What to produce ▸ The expected response consists solely of the lines from the line with "Give me the" through the last line of the material below, copied exactly.
*** Exercise data ***
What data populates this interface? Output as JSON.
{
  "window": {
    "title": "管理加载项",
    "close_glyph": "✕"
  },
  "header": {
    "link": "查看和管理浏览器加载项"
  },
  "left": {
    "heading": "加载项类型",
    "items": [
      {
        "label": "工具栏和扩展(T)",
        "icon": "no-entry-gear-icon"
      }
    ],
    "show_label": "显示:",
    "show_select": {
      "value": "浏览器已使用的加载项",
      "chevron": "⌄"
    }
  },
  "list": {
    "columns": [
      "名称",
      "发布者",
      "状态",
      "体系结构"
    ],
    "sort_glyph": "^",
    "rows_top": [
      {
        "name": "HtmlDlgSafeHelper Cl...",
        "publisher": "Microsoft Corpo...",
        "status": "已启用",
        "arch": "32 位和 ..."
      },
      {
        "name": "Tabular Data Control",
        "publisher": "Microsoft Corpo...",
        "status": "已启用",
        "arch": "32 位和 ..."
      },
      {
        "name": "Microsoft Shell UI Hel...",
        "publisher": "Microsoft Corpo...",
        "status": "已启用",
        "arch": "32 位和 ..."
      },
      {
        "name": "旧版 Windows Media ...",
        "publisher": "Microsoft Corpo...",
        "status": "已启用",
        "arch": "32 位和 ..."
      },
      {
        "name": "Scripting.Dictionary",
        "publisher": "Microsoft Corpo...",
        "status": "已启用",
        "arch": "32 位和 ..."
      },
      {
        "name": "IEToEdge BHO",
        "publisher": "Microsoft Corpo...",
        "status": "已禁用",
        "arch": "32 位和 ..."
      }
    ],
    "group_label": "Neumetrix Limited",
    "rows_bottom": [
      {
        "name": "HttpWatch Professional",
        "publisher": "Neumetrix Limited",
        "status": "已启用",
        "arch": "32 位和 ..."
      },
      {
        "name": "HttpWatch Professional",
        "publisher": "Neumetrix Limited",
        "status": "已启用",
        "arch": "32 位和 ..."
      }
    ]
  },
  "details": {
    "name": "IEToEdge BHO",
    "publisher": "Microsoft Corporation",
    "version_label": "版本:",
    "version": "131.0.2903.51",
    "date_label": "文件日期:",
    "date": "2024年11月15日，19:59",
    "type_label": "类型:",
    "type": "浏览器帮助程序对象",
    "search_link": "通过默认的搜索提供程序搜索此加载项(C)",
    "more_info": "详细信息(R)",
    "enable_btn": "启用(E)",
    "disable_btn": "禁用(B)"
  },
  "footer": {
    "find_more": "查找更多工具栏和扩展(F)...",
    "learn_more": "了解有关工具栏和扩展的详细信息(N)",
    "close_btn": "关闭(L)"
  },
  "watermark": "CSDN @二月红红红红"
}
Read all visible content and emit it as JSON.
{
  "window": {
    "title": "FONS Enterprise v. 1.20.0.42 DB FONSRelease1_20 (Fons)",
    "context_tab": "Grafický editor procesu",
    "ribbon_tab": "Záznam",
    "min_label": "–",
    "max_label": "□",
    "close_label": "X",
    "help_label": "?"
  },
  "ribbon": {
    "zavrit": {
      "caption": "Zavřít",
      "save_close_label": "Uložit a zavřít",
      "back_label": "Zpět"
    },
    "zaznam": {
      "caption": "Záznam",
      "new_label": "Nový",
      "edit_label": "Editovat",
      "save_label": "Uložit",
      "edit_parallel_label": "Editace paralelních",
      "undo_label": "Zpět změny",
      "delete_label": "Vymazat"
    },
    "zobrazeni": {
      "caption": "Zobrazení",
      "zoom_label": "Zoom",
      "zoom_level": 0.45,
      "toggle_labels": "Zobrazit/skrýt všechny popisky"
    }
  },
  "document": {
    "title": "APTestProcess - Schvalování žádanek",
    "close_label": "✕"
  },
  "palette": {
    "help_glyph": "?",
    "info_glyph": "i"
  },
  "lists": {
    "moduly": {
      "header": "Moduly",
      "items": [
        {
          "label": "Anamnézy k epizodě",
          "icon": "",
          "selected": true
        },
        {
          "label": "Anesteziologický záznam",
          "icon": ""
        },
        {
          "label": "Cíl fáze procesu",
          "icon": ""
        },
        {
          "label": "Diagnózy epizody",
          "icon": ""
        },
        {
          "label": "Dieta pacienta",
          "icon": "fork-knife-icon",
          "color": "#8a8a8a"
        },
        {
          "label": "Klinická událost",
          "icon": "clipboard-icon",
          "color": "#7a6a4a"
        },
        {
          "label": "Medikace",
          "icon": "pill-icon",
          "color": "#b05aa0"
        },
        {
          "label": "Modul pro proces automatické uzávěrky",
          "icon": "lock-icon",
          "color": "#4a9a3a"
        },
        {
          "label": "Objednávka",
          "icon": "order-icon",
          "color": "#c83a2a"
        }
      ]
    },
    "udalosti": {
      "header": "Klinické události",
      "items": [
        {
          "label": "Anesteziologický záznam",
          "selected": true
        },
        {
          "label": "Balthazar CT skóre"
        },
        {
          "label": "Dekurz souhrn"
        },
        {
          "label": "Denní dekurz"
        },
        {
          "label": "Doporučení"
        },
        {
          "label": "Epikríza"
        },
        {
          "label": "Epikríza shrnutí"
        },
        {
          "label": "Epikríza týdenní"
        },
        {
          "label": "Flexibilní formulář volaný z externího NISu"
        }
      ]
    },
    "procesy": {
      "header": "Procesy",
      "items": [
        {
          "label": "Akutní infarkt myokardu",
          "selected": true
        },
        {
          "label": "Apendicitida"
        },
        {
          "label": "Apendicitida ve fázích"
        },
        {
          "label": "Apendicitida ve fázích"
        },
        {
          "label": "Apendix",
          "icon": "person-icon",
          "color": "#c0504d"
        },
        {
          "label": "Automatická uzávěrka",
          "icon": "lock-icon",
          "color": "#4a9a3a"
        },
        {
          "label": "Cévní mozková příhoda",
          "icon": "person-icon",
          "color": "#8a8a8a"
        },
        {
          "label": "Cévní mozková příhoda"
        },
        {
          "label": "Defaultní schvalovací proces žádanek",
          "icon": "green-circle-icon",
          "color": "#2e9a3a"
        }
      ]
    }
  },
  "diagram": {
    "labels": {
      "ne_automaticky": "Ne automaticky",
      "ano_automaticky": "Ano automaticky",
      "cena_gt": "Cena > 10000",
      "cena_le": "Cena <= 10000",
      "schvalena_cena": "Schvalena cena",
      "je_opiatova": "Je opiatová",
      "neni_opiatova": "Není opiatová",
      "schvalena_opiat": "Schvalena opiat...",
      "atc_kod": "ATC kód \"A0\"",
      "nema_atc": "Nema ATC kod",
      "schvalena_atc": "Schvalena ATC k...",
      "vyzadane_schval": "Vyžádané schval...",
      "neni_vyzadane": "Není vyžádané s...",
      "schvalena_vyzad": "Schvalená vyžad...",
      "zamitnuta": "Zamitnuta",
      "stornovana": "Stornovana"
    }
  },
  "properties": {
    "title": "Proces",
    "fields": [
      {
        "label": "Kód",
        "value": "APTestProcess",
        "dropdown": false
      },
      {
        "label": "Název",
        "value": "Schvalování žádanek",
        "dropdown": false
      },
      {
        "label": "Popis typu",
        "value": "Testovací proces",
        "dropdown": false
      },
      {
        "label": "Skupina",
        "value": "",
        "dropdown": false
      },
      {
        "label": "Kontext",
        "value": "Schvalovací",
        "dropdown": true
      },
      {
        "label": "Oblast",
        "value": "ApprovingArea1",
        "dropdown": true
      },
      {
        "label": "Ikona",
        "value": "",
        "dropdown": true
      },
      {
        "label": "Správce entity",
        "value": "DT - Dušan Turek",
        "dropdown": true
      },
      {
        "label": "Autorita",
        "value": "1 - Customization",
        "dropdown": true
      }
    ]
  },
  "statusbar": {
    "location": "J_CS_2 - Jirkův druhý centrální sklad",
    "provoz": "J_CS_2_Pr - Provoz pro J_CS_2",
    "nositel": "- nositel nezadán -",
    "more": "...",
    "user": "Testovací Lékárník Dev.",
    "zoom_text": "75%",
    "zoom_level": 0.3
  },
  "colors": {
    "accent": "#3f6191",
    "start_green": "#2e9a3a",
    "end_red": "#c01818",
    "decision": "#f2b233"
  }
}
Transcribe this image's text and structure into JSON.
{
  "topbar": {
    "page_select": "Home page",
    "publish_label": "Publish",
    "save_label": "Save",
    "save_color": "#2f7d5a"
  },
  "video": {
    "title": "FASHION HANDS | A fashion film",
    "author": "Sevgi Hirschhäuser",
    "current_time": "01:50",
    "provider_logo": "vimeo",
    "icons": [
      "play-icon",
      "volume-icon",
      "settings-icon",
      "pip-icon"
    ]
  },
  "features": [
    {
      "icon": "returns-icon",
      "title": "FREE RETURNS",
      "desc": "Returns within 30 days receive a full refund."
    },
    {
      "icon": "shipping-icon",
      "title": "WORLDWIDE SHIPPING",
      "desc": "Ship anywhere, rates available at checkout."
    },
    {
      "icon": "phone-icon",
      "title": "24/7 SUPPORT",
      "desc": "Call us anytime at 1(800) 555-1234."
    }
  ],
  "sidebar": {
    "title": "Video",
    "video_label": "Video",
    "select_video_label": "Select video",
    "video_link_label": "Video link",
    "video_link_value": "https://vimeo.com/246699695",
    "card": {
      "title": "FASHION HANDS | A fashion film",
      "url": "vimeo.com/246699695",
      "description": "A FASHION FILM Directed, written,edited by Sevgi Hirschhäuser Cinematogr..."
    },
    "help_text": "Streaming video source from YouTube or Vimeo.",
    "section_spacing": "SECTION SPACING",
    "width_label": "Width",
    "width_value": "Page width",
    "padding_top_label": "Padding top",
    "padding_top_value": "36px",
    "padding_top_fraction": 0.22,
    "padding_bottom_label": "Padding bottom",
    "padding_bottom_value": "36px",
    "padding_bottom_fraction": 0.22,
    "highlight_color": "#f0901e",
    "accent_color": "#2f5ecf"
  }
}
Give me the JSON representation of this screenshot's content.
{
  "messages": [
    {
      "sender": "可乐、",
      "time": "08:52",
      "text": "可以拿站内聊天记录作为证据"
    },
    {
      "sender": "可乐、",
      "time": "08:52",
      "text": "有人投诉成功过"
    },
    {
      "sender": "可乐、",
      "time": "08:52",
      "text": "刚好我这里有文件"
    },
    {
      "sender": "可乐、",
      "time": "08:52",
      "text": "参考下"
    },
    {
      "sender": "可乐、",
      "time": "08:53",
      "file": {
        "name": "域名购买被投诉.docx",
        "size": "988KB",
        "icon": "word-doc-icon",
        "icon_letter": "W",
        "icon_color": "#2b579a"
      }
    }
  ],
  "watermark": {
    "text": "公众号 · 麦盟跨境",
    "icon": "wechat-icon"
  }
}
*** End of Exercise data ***
Solution for this exercise ▸
Give me the JSON representation of this screenshot's content.
{
  "messages": [
    {
      "sender": "可乐、",
      "time": "08:52",
      "text": "可以拿站内聊天记录作为证据"
    },
    {
      "sender": "可乐、",
      "time": "08:52",
      "text": "有人投诉成功过"
    },
    {
      "sender": "可乐、",
      "time": "08:52",
      "text": "刚好我这里有文件"
    },
    {
      "sender": "可乐、",
      "time": "08:52",
      "text": "参考下"
    },
    {
      "sender": "可乐、",
      "time": "08:53",
      "file": {
        "name": "域名购买被投诉.docx",
        "size": "988KB",
        "icon": "word-doc-icon",
        "icon_letter": "W",
        "icon_color": "#2b579a"
      }
    }
  ],
  "watermark": {
    "text": "公众号 · 麦盟跨境",
    "icon": "wechat-icon"
  }
}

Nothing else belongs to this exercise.